Rakkaus - Love
Rakastaa - To love
Romanssi - Romance
Tyttöystävä / Poikaystävä - A Girlfriend / Boyfriend
Kumppani - A partner
Kihlat / Mennä kihloihin - The engagement / To get engaged
Häät - Wedding
Mennä naimisiin - To get married
Vihkiminen - To get married in a church, dedication
Ero - Divorce, a break up

And for a bonus. The most popular wedding waltz, häävalssi, in Finland. In Finnish wedding first dance is often a waltz and even if it wasn’t the first dance is still referred as a “wedding waltz”.

Lyrics summary: “I looked deep into your eyes for a long time thinking, maybe one day we can get married, maybe one day you’ll be on my side. We will share dearth, sorrow and happiness until we’re gone.”

sora-illusion  asked:

Random question? ehhh... how do you drink your coffee?

I don’t drink coffee. My stomach can’t handle it at all. BUT! If I did drink coffee (I’ve been able to drink it in my teenager years) I’d drink traditionally made Finnish coffee without milk or sugar. It’s super strong and yet so soft..! I’m one of the few who actually know how to make coffee in traditional Finnish way with an old coffee pot + water + coffee pot grind beans.

SO! I can make good coffee - I just can’t drink it :’DD

introverttimyy  asked:

Miten selittäisit penkkarit englanniksi?

Alright, let me introduce you to another Finnish high school tradition: penkinpainajaiset aka penkkarit!

(Note: Finnish high school is different from e.g. American high school. if you’re interested, see /tagged/finnish school system on this blog) 

Penkkarit is a celebration for the school’s seniors. It is their last official school day before they take on their study leave during which they (should) prepare for their final exams. 

Penkkarit are a bit different in every school.
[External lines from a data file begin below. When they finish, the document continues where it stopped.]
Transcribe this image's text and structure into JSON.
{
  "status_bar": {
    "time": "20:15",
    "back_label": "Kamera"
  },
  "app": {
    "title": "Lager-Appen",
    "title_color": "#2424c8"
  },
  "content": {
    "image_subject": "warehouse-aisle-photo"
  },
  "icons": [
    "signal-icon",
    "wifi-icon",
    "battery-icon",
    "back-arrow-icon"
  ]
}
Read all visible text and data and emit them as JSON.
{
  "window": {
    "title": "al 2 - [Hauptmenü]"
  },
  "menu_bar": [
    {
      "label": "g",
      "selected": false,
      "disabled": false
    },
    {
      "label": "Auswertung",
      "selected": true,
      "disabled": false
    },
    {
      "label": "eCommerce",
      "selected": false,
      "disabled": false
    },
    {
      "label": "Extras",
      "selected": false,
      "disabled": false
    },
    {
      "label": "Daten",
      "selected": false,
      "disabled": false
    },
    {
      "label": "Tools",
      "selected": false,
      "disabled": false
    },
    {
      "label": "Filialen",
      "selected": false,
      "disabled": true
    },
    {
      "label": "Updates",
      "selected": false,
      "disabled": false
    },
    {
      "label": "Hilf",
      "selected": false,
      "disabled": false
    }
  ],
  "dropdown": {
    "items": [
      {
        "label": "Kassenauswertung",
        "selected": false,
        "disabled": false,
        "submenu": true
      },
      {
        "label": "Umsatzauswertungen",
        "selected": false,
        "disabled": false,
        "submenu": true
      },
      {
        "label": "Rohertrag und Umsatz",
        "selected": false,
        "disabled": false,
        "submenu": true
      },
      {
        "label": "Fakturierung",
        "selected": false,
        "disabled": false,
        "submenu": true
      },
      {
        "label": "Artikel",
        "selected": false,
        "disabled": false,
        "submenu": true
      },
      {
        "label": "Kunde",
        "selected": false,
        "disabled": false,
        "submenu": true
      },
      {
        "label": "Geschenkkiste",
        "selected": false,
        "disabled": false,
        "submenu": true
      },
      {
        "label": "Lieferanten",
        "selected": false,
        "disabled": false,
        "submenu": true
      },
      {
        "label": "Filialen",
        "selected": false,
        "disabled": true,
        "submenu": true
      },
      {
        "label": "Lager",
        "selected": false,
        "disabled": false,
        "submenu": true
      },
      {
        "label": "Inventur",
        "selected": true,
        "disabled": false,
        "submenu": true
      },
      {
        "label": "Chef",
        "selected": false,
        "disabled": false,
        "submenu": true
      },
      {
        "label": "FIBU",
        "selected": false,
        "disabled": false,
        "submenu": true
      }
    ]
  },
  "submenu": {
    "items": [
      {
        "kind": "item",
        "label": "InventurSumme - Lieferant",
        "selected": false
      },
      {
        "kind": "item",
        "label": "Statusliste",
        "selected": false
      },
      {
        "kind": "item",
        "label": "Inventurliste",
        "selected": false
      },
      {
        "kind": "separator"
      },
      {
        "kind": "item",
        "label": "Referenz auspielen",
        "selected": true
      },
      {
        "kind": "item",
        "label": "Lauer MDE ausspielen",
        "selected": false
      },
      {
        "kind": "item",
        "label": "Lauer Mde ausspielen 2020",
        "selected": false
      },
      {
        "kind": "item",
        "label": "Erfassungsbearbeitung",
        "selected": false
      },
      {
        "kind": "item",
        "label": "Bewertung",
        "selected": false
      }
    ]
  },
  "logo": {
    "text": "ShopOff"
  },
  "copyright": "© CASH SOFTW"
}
Usually the seniors dress in funny clothes and there is a fun celebration for the whole school organized by the seniors. There are songs, games and performances that make fun of the school, teachers and the students. Traditionally the seniors also make a fun video (abivideo) which is showed at the celebration.  

After the program at the school the seniors leave the school on decorated trucks. They drive around the city and throw candy. 

After the truck rally there might be an after party. At some schools, it is solely for the students, but in some the teachers might also take part in. What a great opportunity to see your strictest teacher completely wasted. 

But the celebration is not over yet! Many continue to abiristeily, the notorious seniors’ cruise. Which is basically getting as drunk as you can on a ship. It is a running joke that those ships never even leave the harbour but no one notices because they’re so drunk.